Her comments came after the Commons Deputy Speaker Sir Lindsay Hoyle emailed MPs on Wednesday – before Mrs May’s address – advising them to travel by taxi or with colleagues amid heightened tensions in the run up to next week’s votes.
Labour MP Lloyd Russell-Moyle said three men had to intervene on Thursday when an assailant tried to attack him, grabbing at his glasses after shouting that politicians were “traitors”.
Mr Russell-Moyle blamed the Prime Minister for having “whipped up fear and division with her speech last night”, while Labour frontbencher Angela Rayner said the incident in Brighton was “terribly worrying”.
In the Commons, Labour MP Paula Sheriff said she had contacted the Prime Minister last week urging her to “dial down the hate” after being told her head “should be chopped off”.
Fellow Labour backbencher Diana Johnson said she had received messages calling her a traitor and saying that she and two other Hull MPs “should be shot and hanged”.
It prompted speaker John Bercow to intervene, saying: “None of you is a traitor. All of you are doing your best.”
In her address, Mrs May said the public “have had enough” with the failure of Parliament to deliver on the 2016 referendum vote, adding: “I am on your side.”
Former Cabinet minister Nicky Morgan said her attack on MPs was “terribly misjudged” at a time she was seeking to build support in the Commons for her deal.

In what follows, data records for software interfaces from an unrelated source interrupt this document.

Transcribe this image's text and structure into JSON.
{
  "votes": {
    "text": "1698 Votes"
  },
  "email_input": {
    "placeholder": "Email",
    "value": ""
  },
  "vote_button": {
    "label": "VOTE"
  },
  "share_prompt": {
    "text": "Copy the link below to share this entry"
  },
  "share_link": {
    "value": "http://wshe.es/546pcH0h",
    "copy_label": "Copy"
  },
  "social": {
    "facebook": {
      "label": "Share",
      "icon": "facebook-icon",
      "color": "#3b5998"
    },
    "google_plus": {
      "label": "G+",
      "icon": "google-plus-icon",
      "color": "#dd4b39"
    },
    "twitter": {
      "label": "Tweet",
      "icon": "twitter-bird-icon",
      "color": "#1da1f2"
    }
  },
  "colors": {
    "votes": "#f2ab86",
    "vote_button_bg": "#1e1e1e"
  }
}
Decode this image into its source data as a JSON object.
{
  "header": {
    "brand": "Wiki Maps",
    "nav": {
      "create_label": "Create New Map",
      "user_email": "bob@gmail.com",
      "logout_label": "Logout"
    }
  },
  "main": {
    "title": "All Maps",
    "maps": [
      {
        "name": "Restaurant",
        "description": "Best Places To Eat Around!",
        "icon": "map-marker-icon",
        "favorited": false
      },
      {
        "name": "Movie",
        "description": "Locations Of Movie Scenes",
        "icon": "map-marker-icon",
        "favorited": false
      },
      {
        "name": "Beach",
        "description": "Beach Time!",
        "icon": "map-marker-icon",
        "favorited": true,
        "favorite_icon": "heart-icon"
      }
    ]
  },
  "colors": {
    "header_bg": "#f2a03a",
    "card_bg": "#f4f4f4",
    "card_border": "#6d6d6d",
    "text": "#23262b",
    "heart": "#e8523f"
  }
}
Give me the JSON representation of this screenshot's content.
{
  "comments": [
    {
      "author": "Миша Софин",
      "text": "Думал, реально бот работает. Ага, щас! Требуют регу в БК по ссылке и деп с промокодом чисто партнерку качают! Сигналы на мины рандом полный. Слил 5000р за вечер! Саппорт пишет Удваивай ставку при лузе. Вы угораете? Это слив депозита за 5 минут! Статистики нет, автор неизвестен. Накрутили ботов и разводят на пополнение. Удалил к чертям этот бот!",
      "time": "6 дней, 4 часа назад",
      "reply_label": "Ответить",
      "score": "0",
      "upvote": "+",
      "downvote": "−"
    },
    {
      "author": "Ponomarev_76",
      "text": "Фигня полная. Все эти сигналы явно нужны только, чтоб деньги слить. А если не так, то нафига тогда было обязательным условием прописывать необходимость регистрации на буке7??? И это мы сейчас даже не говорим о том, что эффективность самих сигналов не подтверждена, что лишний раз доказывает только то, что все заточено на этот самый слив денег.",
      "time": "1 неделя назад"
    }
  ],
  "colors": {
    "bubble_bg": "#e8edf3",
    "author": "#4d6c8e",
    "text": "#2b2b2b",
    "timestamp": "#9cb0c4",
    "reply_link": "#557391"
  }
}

“To accuse MPs of being a road block when we haven’t ever really had the opportunity to vote on other options and things like that I thought was quite extraordinary,” she told BBC Radio 4’s the World at One.
“I suspect there will be people who were thinking of voting for the deal who will have been put off,” she said.
“People who perhaps have voted for the deal will be thinking ‘well, why am I going to help this process out?’
“Unfortunately, what it does is it makes people even more entrenched just at the moment when maximum flexibility is needed.”
Lisa Nandy, one of the Labour MPs who it was thought could be prepared to the support the deal next week, said Mrs May’s comments were “incendiary and dangerous.”
“She pitted Parliament against ‘the people’, deploying an inflammatory rhetoric reminiscent of far-right populists whose influence is steadily growing in Britain, America and across the world. Reckless doesn’t do it justice,” she wrote in an article on The Guardian website.
“She is not fit to be Prime Minister, does not deserve the support of MPs, and she will not get it.”